### ASSIGNED TASK
Quote the data below in full, minus the images.

BEGIN PROVIDED ENTRIES

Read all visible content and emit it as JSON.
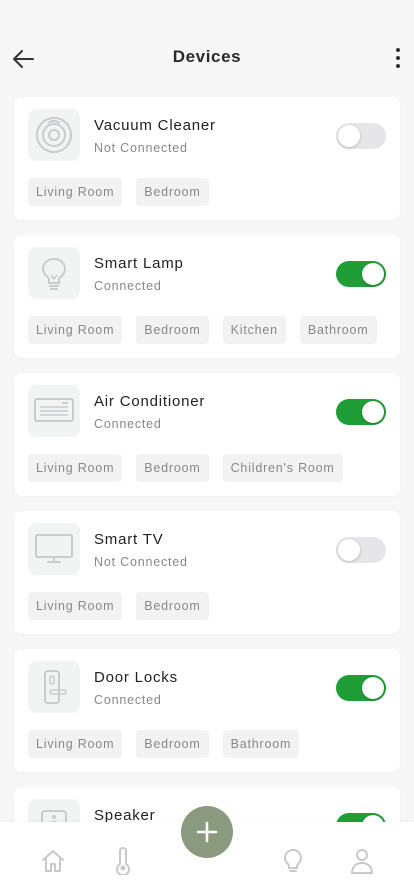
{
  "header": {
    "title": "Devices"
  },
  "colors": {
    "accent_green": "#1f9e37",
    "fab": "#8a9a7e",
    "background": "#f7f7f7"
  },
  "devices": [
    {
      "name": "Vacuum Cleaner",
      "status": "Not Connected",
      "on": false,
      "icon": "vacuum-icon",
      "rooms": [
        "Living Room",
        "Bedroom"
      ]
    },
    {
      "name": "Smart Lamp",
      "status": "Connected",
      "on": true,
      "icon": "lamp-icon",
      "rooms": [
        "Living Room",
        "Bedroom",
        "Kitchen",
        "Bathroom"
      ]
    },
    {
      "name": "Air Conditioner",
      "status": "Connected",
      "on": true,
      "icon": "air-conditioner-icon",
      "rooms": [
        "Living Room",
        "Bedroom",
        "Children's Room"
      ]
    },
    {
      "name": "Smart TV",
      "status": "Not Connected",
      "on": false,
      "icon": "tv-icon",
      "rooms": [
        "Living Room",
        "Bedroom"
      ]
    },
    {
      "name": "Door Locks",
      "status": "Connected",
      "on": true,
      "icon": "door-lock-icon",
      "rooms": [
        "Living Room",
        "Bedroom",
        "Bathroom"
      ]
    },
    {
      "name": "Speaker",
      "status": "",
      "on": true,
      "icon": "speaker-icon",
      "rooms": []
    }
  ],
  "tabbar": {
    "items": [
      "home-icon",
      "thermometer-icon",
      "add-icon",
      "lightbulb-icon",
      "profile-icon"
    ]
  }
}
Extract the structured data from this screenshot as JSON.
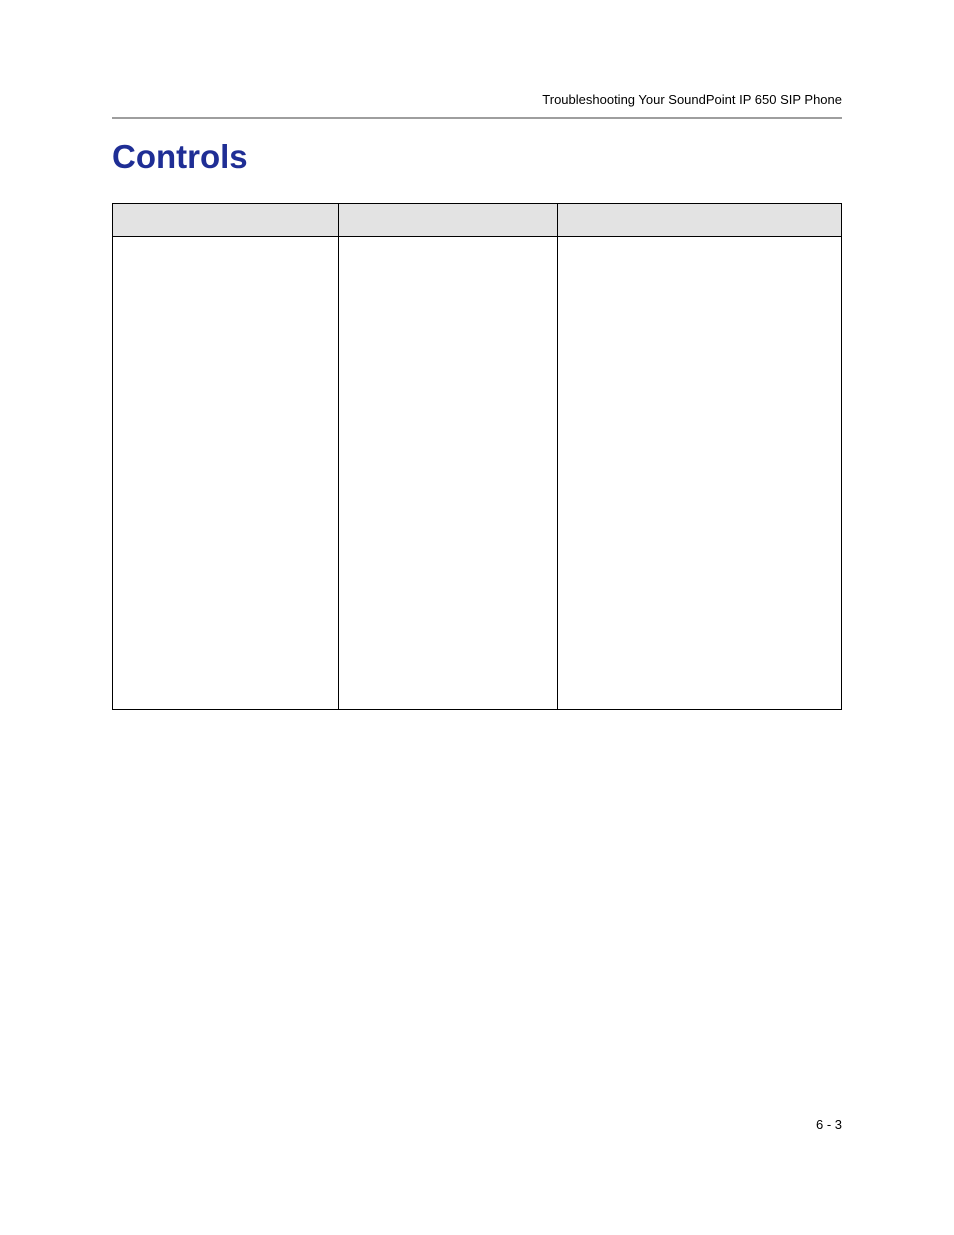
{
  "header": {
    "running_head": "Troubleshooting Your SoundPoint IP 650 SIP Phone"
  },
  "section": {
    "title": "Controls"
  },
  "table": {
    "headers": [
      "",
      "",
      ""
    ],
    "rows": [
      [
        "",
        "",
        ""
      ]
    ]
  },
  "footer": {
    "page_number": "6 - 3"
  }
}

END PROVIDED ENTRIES

### ANSWER BOX
Read all visible content and emit it as JSON.
{
  "header": {
    "title": "Devices"
  },
  "colors": {
    "accent_green": "#1f9e37",
    "fab": "#8a9a7e",
    "background": "#f7f7f7"
  },
  "devices": [
    {
      "name": "Vacuum Cleaner",
      "status": "Not Connected",
      "on": false,
      "icon": "vacuum-icon",
      "rooms": [
        "Living Room",
        "Bedroom"
      ]
    },
    {
      "name": "Smart Lamp",
      "status": "Connected",
      "on": true,
      "icon": "lamp-icon",
      "rooms": [
        "Living Room",
        "Bedroom",
        "Kitchen",
        "Bathroom"
      ]
    },
    {
      "name": "Air Conditioner",
      "status": "Connected",
      "on": true,
      "icon": "air-conditioner-icon",
      "rooms": [
        "Living Room",
        "Bedroom",
        "Children's Room"
      ]
    },
    {
      "name": "Smart TV",
      "status": "Not Connected",
      "on": false,
      "icon": "tv-icon",
      "rooms": [
        "Living Room",
        "Bedroom"
      ]
    },
    {
      "name": "Door Locks",
      "status": "Connected",
      "on": true,
      "icon": "door-lock-icon",
      "rooms": [
        "Living Room",
        "Bedroom",
        "Bathroom"
      ]
    },
    {
      "name": "Speaker",
      "status": "",
      "on": true,
      "icon": "speaker-icon",
      "rooms": []
    }
  ],
  "tabbar": {
    "items": [
      "home-icon",
      "thermometer-icon",
      "add-icon",
      "lightbulb-icon",
      "profile-icon"
    ]
  }
}
Extract the structured data from this screenshot as JSON.
{
  "header": {
    "running_head": "Troubleshooting Your SoundPoint IP 650 SIP Phone"
  },
  "section": {
    "title": "Controls"
  },
  "table": {
    "headers": [
      "",
      "",
      ""
    ],
    "rows": [
      [
        "",
        "",
        ""
      ]
    ]
  },
  "footer": {
    "page_number": "6 - 3"
  }
}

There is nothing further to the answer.